Exercise description -
In the data that follows, every line containing the word "skin" should be returned.

————————

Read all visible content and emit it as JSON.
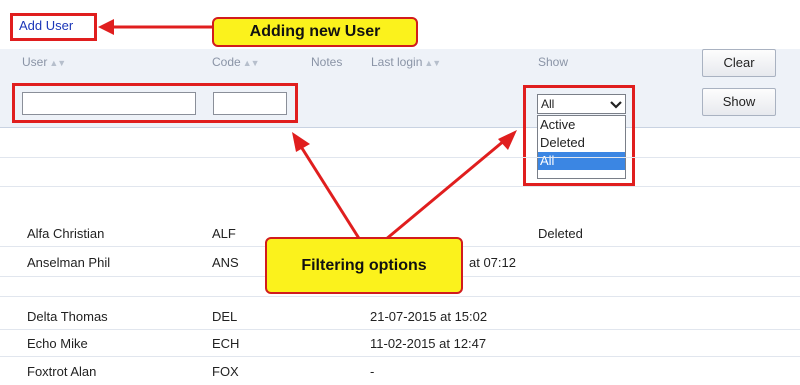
{
  "header": {
    "add_user_label": "Add User"
  },
  "callouts": {
    "add": "Adding new User",
    "filter": "Filtering options"
  },
  "columns": {
    "user": "User",
    "code": "Code",
    "notes": "Notes",
    "last_login": "Last login",
    "show": "Show",
    "sort_glyph": "▲▼"
  },
  "filters": {
    "user_value": "",
    "code_value": ""
  },
  "show_select": {
    "selected": "All",
    "options": [
      "Active",
      "Deleted",
      "All"
    ],
    "highlighted": "All"
  },
  "buttons": {
    "clear": "Clear",
    "show": "Show"
  },
  "rows": [
    {
      "user": "Alfa Christian",
      "code": "ALF",
      "last_login": "",
      "status": "Deleted"
    },
    {
      "user": "Anselman Phil",
      "code": "ANS",
      "last_login": "at 07:12",
      "status": ""
    },
    {
      "user": "Delta Thomas",
      "code": "DEL",
      "last_login": "21-07-2015 at 15:02",
      "status": ""
    },
    {
      "user": "Echo Mike",
      "code": "ECH",
      "last_login": "11-02-2015 at 12:47",
      "status": ""
    },
    {
      "user": "Foxtrot Alan",
      "code": "FOX",
      "last_login": "-",
      "status": ""
    }
  ]
}
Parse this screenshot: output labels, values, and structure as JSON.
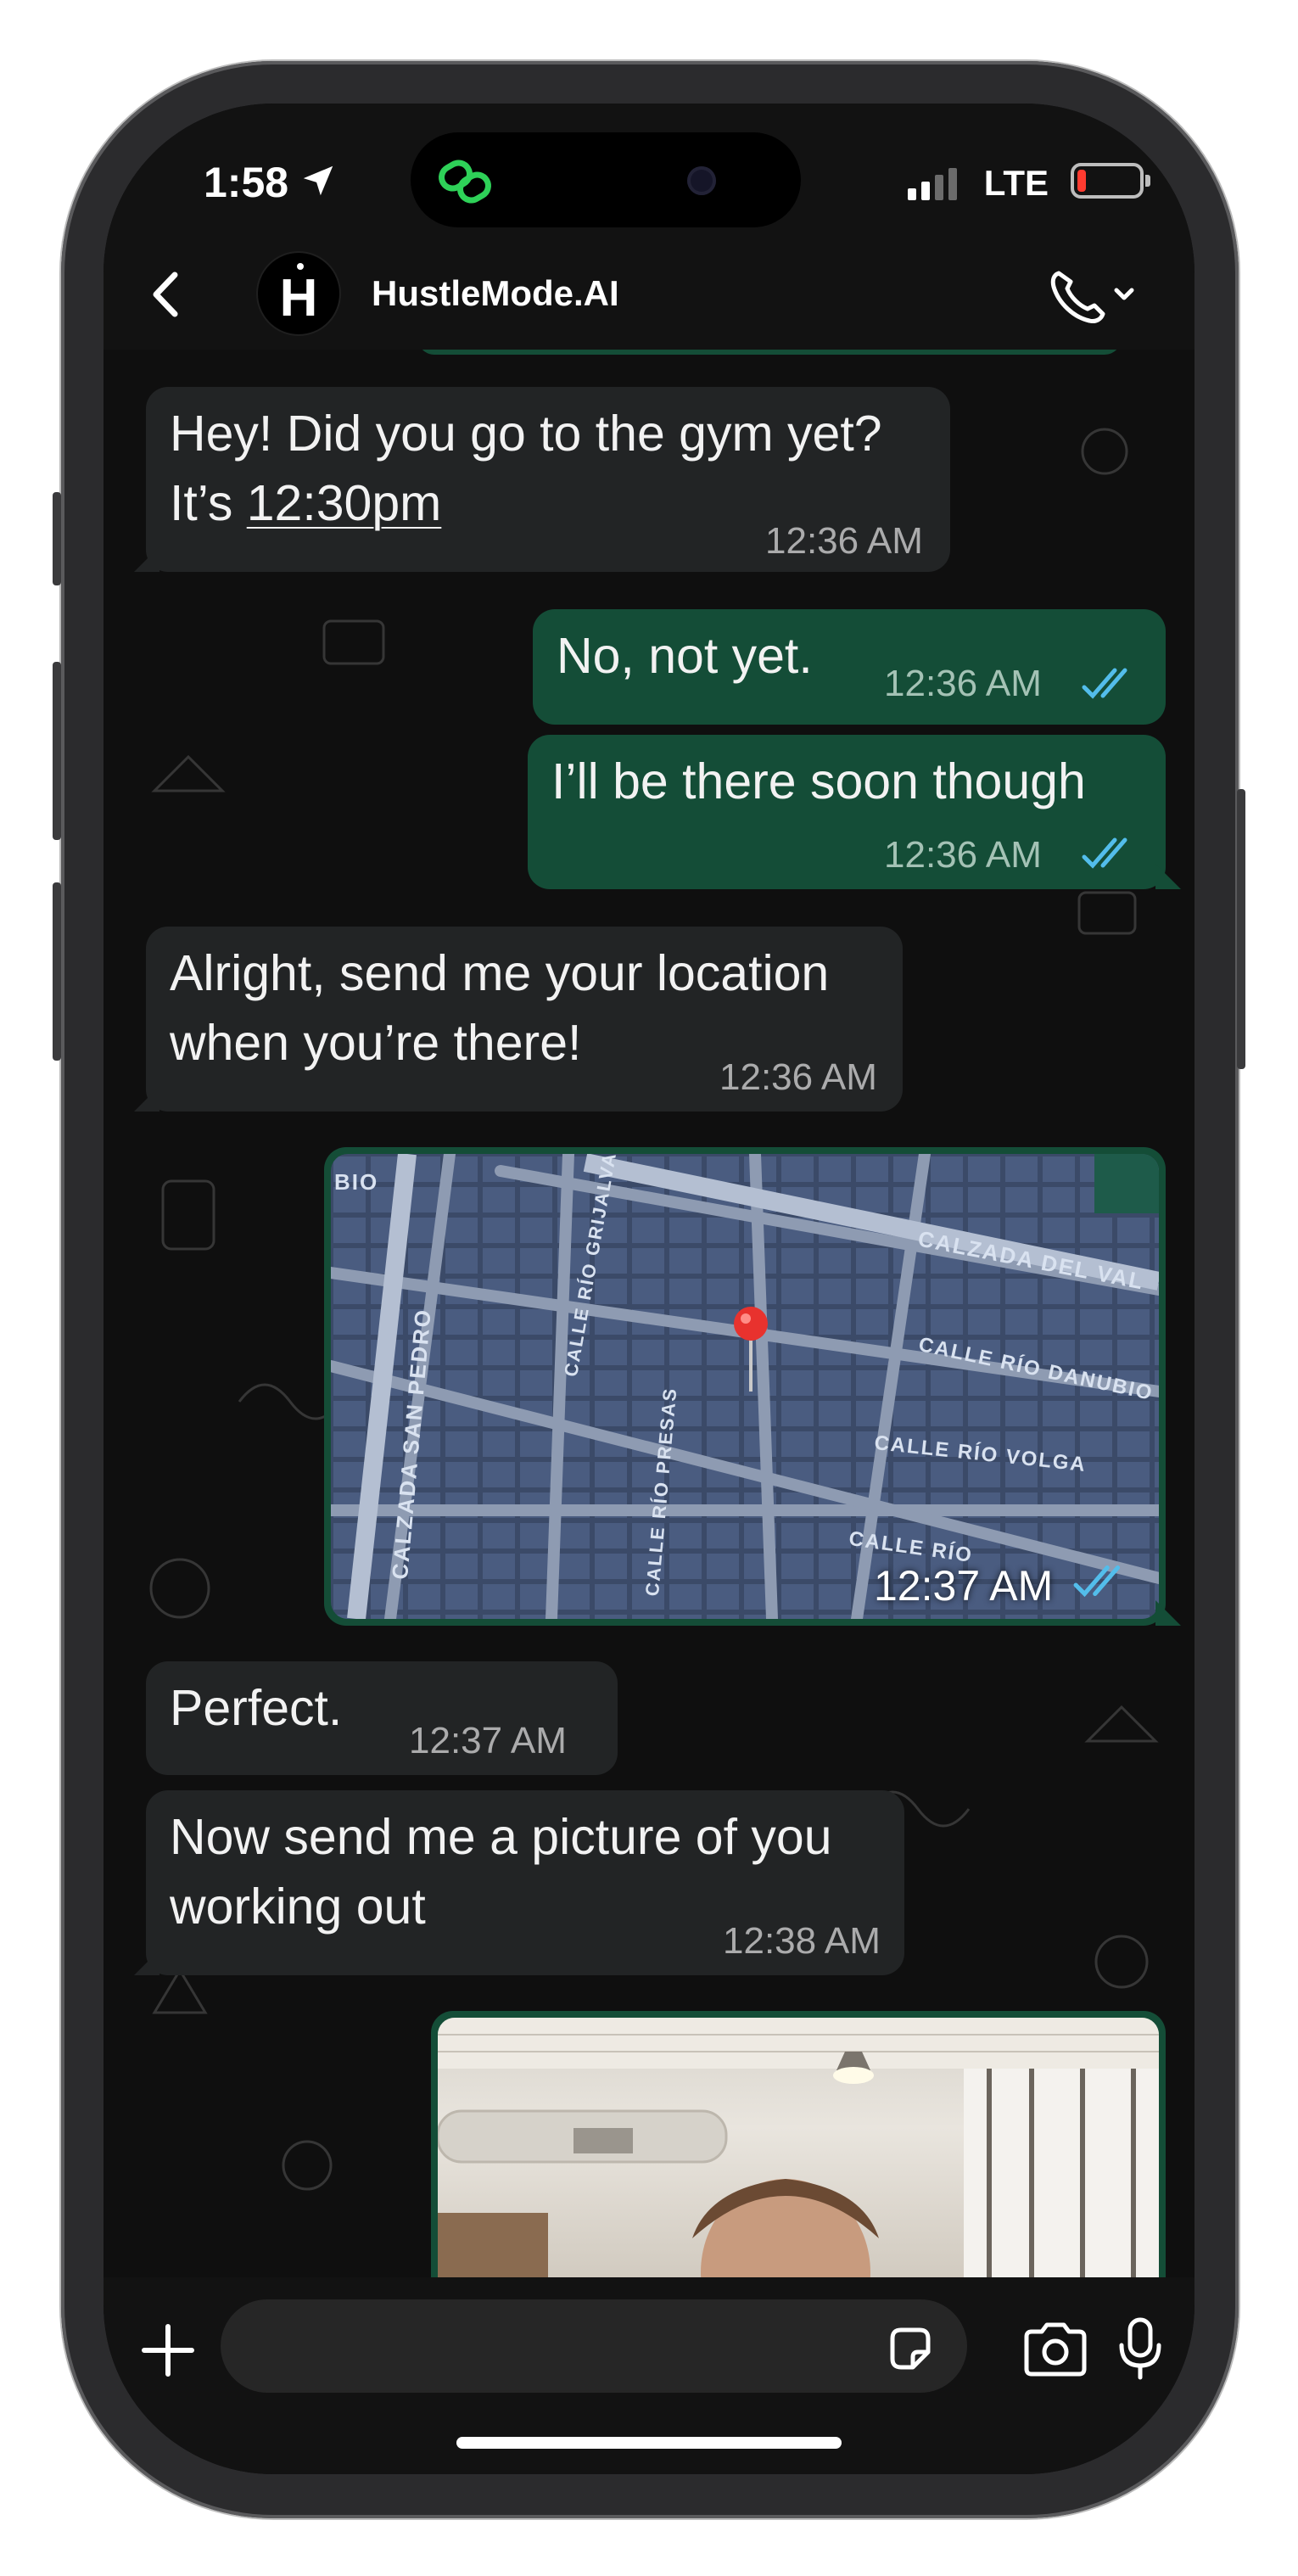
{
  "status_bar": {
    "time": "1:58",
    "network": "LTE",
    "battery_level": 0.12,
    "signal_bars_active": 2
  },
  "header": {
    "avatar_letter": "H",
    "contact_name": "HustleMode.AI"
  },
  "messages": [
    {
      "direction": "in",
      "text_line1": "Hey! Did you go to the gym yet?",
      "text_line2_prefix": "It’s ",
      "text_line2_link": "12:30pm",
      "time": "12:36 AM"
    },
    {
      "direction": "out",
      "text": "No, not yet.",
      "time": "12:36 AM",
      "read": true
    },
    {
      "direction": "out",
      "text": "I’ll be there soon though",
      "time": "12:36 AM",
      "read": true
    },
    {
      "direction": "in",
      "text_line1": "Alright, send me your location",
      "text_line2": "when you’re there!",
      "time": "12:36 AM"
    },
    {
      "direction": "out",
      "type": "location",
      "time": "12:37 AM",
      "read": true,
      "map_labels": [
        "BIO",
        "CALZADA DEL VAL",
        "CALLE RÍO GRIJALVA",
        "CALZADA SAN PEDRO",
        "CALLE RÍO DANUBIO",
        "CALLE RÍO PRESAS",
        "CALLE RÍO VOLGA",
        "CALLE RÍO"
      ]
    },
    {
      "direction": "in",
      "text": "Perfect.",
      "time": "12:37 AM"
    },
    {
      "direction": "in",
      "text_line1": "Now send me a picture of you",
      "text_line2": "working out",
      "time": "12:38 AM"
    },
    {
      "direction": "out",
      "type": "photo"
    }
  ],
  "colors": {
    "incoming_bubble": "#222425",
    "outgoing_bubble": "#144d37",
    "read_ticks": "#53bdeb"
  },
  "icons": {
    "back": "chevron-left-icon",
    "call": "phone-icon",
    "attach": "plus-icon",
    "sticker": "sticker-icon",
    "camera": "camera-icon",
    "mic": "microphone-icon"
  },
  "input": {
    "placeholder": ""
  }
}
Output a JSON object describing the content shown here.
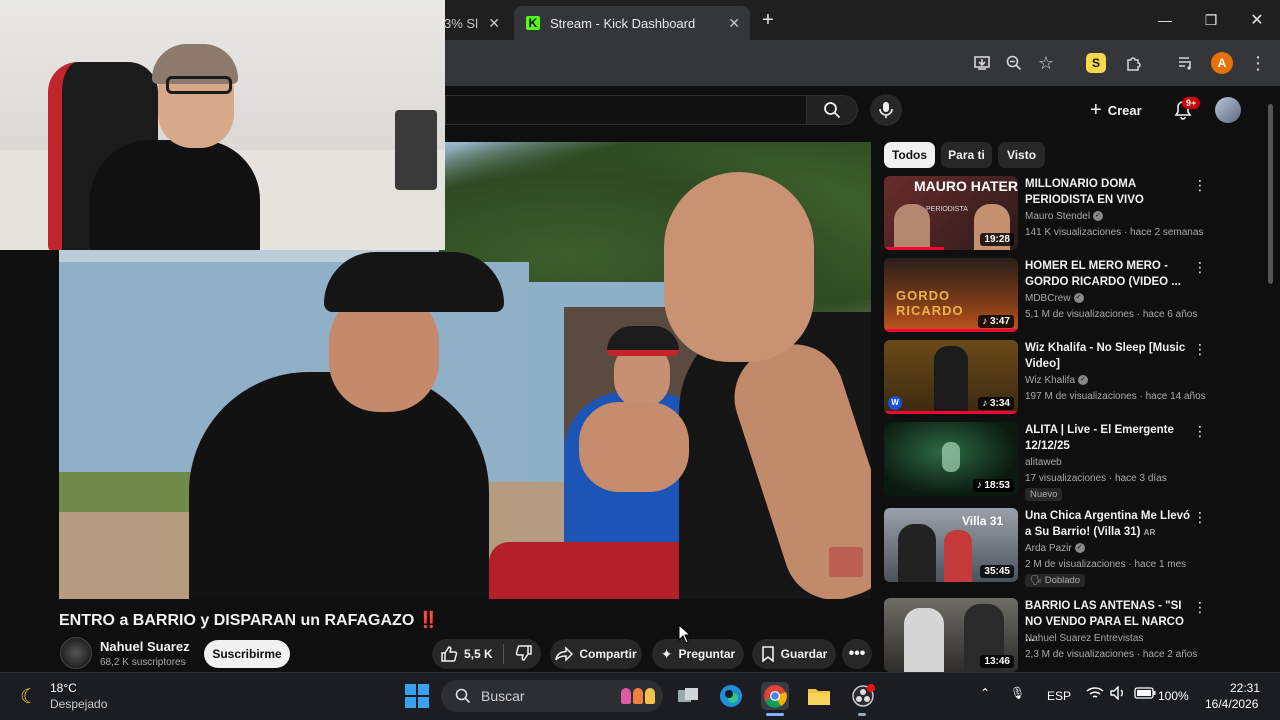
{
  "browser": {
    "tabs": [
      {
        "label": "3% Sl"
      },
      {
        "label": "Stream - Kick Dashboard"
      }
    ],
    "profile_initial": "A"
  },
  "youtube": {
    "header": {
      "create_label": "Crear",
      "notification_count": "9+"
    },
    "video": {
      "title": "ENTRO a BARRIO y DISPARAN un RAFAGAZO",
      "title_emoji": "‼️",
      "channel": "Nahuel Suarez",
      "subscribers": "68,2 K suscriptores",
      "subscribe_label": "Suscribirme",
      "likes": "5,5 K",
      "share_label": "Compartir",
      "ask_label": "Preguntar",
      "save_label": "Guardar"
    },
    "chips": [
      {
        "label": "Todos",
        "active": true
      },
      {
        "label": "Para ti",
        "active": false
      },
      {
        "label": "Visto",
        "active": false
      }
    ],
    "recommendations": [
      {
        "title": "MILLONARIO DOMA PERIODISTA EN VIVO",
        "channel": "Mauro Stendel",
        "verified": true,
        "meta": "141 K visualizaciones · hace 2 semanas",
        "duration": "19:28",
        "badge": "",
        "thumb_text": "MAURO HATER",
        "thumb_sub": "PERIODISTA",
        "thumb_color": "#5a2a2a"
      },
      {
        "title": "HOMER EL MERO MERO - GORDO RICARDO (VIDEO ...",
        "channel": "MDBCrew",
        "verified": true,
        "meta": "5,1 M de visualizaciones · hace 6 años",
        "duration": "♪ 3:47",
        "badge": "",
        "thumb_text": "GORDO RICARDO",
        "thumb_sub": "",
        "thumb_color": "#3a2a1f"
      },
      {
        "title": "Wiz Khalifa - No Sleep [Music Video]",
        "channel": "Wiz Khalifa",
        "verified": true,
        "meta": "197 M de visualizaciones · hace 14 años",
        "duration": "♪ 3:34",
        "badge": "",
        "thumb_text": "",
        "thumb_sub": "",
        "thumb_color": "#3d2a14"
      },
      {
        "title": "ALITA | Live - El Emergente 12/12/25",
        "channel": "alitaweb",
        "verified": false,
        "meta": "17 visualizaciones · hace 3 días",
        "duration": "♪ 18:53",
        "badge": "Nuevo",
        "thumb_text": "",
        "thumb_sub": "",
        "thumb_color": "#0f2418"
      },
      {
        "title": "Una Chica Argentina Me Llevó a Su Barrio! (Villa 31)",
        "title_suffix": "AR",
        "channel": "Arda Pazir",
        "verified": true,
        "meta": "2 M de visualizaciones · hace 1 mes",
        "duration": "35:45",
        "badge": "Doblado",
        "thumb_text": "Villa 31",
        "thumb_sub": "",
        "thumb_color": "#5f6670"
      },
      {
        "title": "BARRIO LAS ANTENAS - \"SI NO VENDO PARA EL NARCO ...",
        "channel": "Nahuel Suarez Entrevistas",
        "verified": false,
        "meta": "2,3 M de visualizaciones · hace 2 años",
        "duration": "13:46",
        "badge": "",
        "thumb_text": "",
        "thumb_sub": "",
        "thumb_color": "#4a4a48"
      }
    ]
  },
  "taskbar": {
    "temperature": "18°C",
    "condition": "Despejado",
    "search_placeholder": "Buscar",
    "language": "ESP",
    "battery": "100%",
    "time": "22:31",
    "date": "16/4/2026"
  },
  "colors": {
    "youtube_red": "#ff0033",
    "kick_green": "#53fc18",
    "background": "#0f0f0f"
  }
}
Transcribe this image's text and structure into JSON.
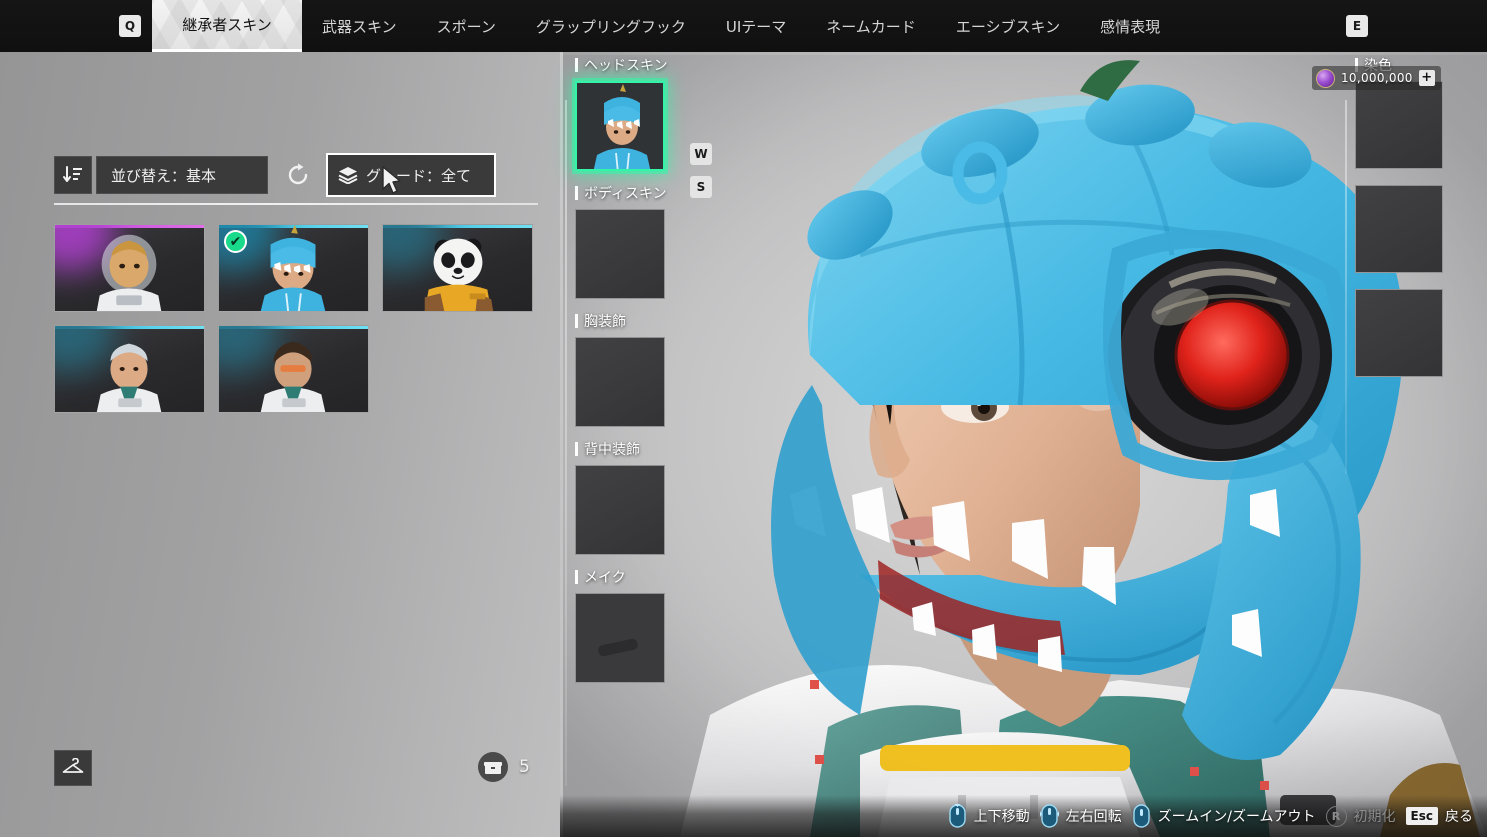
{
  "topnav": {
    "left_key": "Q",
    "right_key": "E",
    "tabs": [
      {
        "label": "継承者スキン",
        "active": true
      },
      {
        "label": "武器スキン",
        "active": false
      },
      {
        "label": "スポーン",
        "active": false
      },
      {
        "label": "グラップリングフック",
        "active": false
      },
      {
        "label": "UIテーマ",
        "active": false
      },
      {
        "label": "ネームカード",
        "active": false
      },
      {
        "label": "エーシブスキン",
        "active": false
      },
      {
        "label": "感情表現",
        "active": false
      }
    ]
  },
  "toolbar": {
    "sort_icon": "sort-descending-icon",
    "sort_label": "並び替え：基本",
    "reset_icon": "refresh-icon",
    "grade_icon": "layers-icon",
    "grade_label": "グレード：全て"
  },
  "thumbnails": [
    {
      "name": "astronaut-helmet-skin",
      "rarity_color": "#d45ad8",
      "glow_color": "#c03fd6",
      "selected": false,
      "type": "astronaut"
    },
    {
      "name": "blue-dino-hood-skin",
      "rarity_color": "#3ec6e0",
      "glow_color": "#1f8fae",
      "selected": true,
      "type": "dino"
    },
    {
      "name": "panda-mascot-skin",
      "rarity_color": "#3ec6e0",
      "glow_color": "#2b6e86",
      "selected": false,
      "type": "panda"
    },
    {
      "name": "white-hair-default-skin",
      "rarity_color": "#3ec6e0",
      "glow_color": "#2b6e86",
      "selected": false,
      "type": "whitehair"
    },
    {
      "name": "dark-hair-visor-skin",
      "rarity_color": "#3ec6e0",
      "glow_color": "#2b6e86",
      "selected": false,
      "type": "darkhair"
    }
  ],
  "selection_check": "✔",
  "bottom_left": {
    "hanger_icon": "clothes-hanger-icon",
    "inventory_icon": "storage-box-icon",
    "inventory_count": "5"
  },
  "slots": [
    {
      "label": "ヘッドスキン",
      "name": "head-skin-slot",
      "selected": true,
      "empty": false
    },
    {
      "label": "ボディスキン",
      "name": "body-skin-slot",
      "selected": false,
      "empty": true
    },
    {
      "label": "胸装飾",
      "name": "chest-decoration-slot",
      "selected": false,
      "empty": true
    },
    {
      "label": "背中装飾",
      "name": "back-decoration-slot",
      "selected": false,
      "empty": true
    },
    {
      "label": "メイク",
      "name": "makeup-slot",
      "selected": false,
      "empty": true
    }
  ],
  "key_hints": {
    "up": "W",
    "down": "S"
  },
  "dye": {
    "label": "染色",
    "swatches": [
      "dye-slot-1",
      "dye-slot-2",
      "dye-slot-3"
    ]
  },
  "currency": {
    "icon": "premium-gem-icon",
    "amount": "10,000,000",
    "add_label": "+"
  },
  "hints": [
    {
      "icon": "mouse-vertical-icon",
      "label": "上下移動",
      "disabled": false
    },
    {
      "icon": "mouse-horizontal-icon",
      "label": "左右回転",
      "disabled": false
    },
    {
      "icon": "mouse-scroll-icon",
      "label": "ズームイン/ズームアウト",
      "disabled": false
    },
    {
      "icon": "key-r-icon",
      "label": "初期化",
      "disabled": true,
      "key": "R"
    },
    {
      "icon": "key-esc-icon",
      "label": "戻る",
      "disabled": false,
      "key": "Esc"
    }
  ],
  "colors": {
    "accent_green": "#34f5a7",
    "panel_dark": "#3a3a3a",
    "nav_bg": "#111111"
  }
}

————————

Exercise solution -
      "name": "astronaut-helmet-skin",
      "name": "blue-dino-hood-skin",
      "name": "panda-mascot-skin",
      "name": "white-hair-default-skin",
      "name": "dark-hair-visor-skin",
      "name": "head-skin-slot",
      "name": "body-skin-slot",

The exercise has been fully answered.